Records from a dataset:
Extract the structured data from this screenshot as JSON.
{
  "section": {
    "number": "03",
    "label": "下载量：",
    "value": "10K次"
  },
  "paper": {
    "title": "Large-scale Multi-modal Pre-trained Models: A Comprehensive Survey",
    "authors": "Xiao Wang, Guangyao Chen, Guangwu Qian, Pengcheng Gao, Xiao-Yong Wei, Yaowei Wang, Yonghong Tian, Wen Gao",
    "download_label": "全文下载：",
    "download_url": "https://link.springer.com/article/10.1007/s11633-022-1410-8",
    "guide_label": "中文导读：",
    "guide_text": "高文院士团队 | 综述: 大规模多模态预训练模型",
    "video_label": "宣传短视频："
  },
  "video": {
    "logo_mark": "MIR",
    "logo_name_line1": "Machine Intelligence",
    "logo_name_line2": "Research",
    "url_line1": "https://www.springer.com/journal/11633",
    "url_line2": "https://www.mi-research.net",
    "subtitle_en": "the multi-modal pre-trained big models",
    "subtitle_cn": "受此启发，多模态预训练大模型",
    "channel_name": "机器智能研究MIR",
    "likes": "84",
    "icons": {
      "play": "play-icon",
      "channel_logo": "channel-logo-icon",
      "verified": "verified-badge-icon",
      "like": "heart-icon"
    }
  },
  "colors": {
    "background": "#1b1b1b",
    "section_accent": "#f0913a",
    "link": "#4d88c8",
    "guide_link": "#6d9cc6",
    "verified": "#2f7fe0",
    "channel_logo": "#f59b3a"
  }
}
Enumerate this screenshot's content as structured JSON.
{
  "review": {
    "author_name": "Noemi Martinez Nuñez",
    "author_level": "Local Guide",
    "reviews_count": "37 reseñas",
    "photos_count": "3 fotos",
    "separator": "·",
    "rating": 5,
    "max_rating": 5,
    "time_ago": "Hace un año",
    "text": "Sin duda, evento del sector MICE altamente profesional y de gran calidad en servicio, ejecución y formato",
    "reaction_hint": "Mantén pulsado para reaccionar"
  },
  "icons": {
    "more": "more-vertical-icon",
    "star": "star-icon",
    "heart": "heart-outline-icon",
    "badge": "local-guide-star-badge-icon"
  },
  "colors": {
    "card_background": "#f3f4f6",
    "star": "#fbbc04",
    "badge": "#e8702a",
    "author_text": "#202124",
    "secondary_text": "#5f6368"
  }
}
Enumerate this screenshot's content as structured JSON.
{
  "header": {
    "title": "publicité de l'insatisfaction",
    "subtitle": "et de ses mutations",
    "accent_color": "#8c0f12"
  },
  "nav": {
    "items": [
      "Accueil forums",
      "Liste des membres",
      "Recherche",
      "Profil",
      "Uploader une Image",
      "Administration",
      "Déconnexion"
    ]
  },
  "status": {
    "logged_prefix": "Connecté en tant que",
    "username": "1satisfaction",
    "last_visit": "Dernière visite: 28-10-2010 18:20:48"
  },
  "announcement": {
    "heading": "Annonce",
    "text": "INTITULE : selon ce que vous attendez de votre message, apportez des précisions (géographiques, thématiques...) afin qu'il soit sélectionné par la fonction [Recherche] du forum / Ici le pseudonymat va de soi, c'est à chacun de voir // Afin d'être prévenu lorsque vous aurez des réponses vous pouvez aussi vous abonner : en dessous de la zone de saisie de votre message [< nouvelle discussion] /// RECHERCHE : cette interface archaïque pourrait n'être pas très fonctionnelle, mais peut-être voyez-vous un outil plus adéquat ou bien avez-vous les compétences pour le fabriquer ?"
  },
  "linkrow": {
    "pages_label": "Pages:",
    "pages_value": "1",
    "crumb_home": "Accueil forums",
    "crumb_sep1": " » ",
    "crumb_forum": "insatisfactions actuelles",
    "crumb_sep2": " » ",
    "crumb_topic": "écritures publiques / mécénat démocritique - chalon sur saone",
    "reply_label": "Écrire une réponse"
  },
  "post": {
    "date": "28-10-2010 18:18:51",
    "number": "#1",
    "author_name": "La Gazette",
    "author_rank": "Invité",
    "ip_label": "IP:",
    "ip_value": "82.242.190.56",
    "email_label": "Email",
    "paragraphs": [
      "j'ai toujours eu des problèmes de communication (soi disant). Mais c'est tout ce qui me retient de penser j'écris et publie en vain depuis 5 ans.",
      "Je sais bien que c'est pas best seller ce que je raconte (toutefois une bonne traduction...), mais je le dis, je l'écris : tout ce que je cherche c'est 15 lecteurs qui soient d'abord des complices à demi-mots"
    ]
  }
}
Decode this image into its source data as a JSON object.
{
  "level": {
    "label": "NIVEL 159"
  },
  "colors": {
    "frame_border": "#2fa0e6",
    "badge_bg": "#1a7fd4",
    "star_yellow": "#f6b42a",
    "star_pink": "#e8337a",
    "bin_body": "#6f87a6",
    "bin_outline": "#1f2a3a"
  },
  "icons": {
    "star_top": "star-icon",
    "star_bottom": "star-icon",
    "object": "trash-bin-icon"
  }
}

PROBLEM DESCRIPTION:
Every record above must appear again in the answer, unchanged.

WRITTEN RESPONSE:
Extract the structured data from this screenshot as JSON.
{
  "section": {
    "number": "03",
    "label": "下载量：",
    "value": "10K次"
  },
  "paper": {
    "title": "Large-scale Multi-modal Pre-trained Models: A Comprehensive Survey",
    "authors": "Xiao Wang, Guangyao Chen, Guangwu Qian, Pengcheng Gao, Xiao-Yong Wei, Yaowei Wang, Yonghong Tian, Wen Gao",
    "download_label": "全文下载：",
    "download_url": "https://link.springer.com/article/10.1007/s11633-022-1410-8",
    "guide_label": "中文导读：",
    "guide_text": "高文院士团队 | 综述: 大规模多模态预训练模型",
    "video_label": "宣传短视频："
  },
  "video": {
    "logo_mark": "MIR",
    "logo_name_line1": "Machine Intelligence",
    "logo_name_line2": "Research",
    "url_line1": "https://www.springer.com/journal/11633",
    "url_line2": "https://www.mi-research.net",
    "subtitle_en": "the multi-modal pre-trained big models",
    "subtitle_cn": "受此启发，多模态预训练大模型",
    "channel_name": "机器智能研究MIR",
    "likes": "84",
    "icons": {
      "play": "play-icon",
      "channel_logo": "channel-logo-icon",
      "verified": "verified-badge-icon",
      "like": "heart-icon"
    }
  },
  "colors": {
    "background": "#1b1b1b",
    "section_accent": "#f0913a",
    "link": "#4d88c8",
    "guide_link": "#6d9cc6",
    "verified": "#2f7fe0",
    "channel_logo": "#f59b3a"
  }
}
Enumerate this screenshot's content as structured JSON.
{
  "review": {
    "author_name": "Noemi Martinez Nuñez",
    "author_level": "Local Guide",
    "reviews_count": "37 reseñas",
    "photos_count": "3 fotos",
    "separator": "·",
    "rating": 5,
    "max_rating": 5,
    "time_ago": "Hace un año",
    "text": "Sin duda, evento del sector MICE altamente profesional y de gran calidad en servicio, ejecución y formato",
    "reaction_hint": "Mantén pulsado para reaccionar"
  },
  "icons": {
    "more": "more-vertical-icon",
    "star": "star-icon",
    "heart": "heart-outline-icon",
    "badge": "local-guide-star-badge-icon"
  },
  "colors": {
    "card_background": "#f3f4f6",
    "star": "#fbbc04",
    "badge": "#e8702a",
    "author_text": "#202124",
    "secondary_text": "#5f6368"
  }
}
Enumerate this screenshot's content as structured JSON.
{
  "header": {
    "title": "publicité de l'insatisfaction",
    "subtitle": "et de ses mutations",
    "accent_color": "#8c0f12"
  },
  "nav": {
    "items": [
      "Accueil forums",
      "Liste des membres",
      "Recherche",
      "Profil",
      "Uploader une Image",
      "Administration",
      "Déconnexion"
    ]
  },
  "status": {
    "logged_prefix": "Connecté en tant que",
    "username": "1satisfaction",
    "last_visit": "Dernière visite: 28-10-2010 18:20:48"
  },
  "announcement": {
    "heading": "Annonce",
    "text": "INTITULE : selon ce que vous attendez de votre message, apportez des précisions (géographiques, thématiques...) afin qu'il soit sélectionné par la fonction [Recherche] du forum / Ici le pseudonymat va de soi, c'est à chacun de voir // Afin d'être prévenu lorsque vous aurez des réponses vous pouvez aussi vous abonner : en dessous de la zone de saisie de votre message [< nouvelle discussion] /// RECHERCHE : cette interface archaïque pourrait n'être pas très fonctionnelle, mais peut-être voyez-vous un outil plus adéquat ou bien avez-vous les compétences pour le fabriquer ?"
  },
  "linkrow": {
    "pages_label": "Pages:",
    "pages_value": "1",
    "crumb_home": "Accueil forums",
    "crumb_sep1": " » ",
    "crumb_forum": "insatisfactions actuelles",
    "crumb_sep2": " » ",
    "crumb_topic": "écritures publiques / mécénat démocritique - chalon sur saone",
    "reply_label": "Écrire une réponse"
  },
  "post": {
    "date": "28-10-2010 18:18:51",
    "number": "#1",
    "author_name": "La Gazette",
    "author_rank": "Invité",
    "ip_label": "IP:",
    "ip_value": "82.242.190.56",
    "email_label": "Email",
    "paragraphs": [
      "j'ai toujours eu des problèmes de communication (soi disant). Mais c'est tout ce qui me retient de penser j'écris et publie en vain depuis 5 ans.",
      "Je sais bien que c'est pas best seller ce que je raconte (toutefois une bonne traduction...), mais je le dis, je l'écris : tout ce que je cherche c'est 15 lecteurs qui soient d'abord des complices à demi-mots"
    ]
  }
}
Decode this image into its source data as a JSON object.
{
  "level": {
    "label": "NIVEL 159"
  },
  "colors": {
    "frame_border": "#2fa0e6",
    "badge_bg": "#1a7fd4",
    "star_yellow": "#f6b42a",
    "star_pink": "#e8337a",
    "bin_body": "#6f87a6",
    "bin_outline": "#1f2a3a"
  },
  "icons": {
    "star_top": "star-icon",
    "star_bottom": "star-icon",
    "object": "trash-bin-icon"
  }
}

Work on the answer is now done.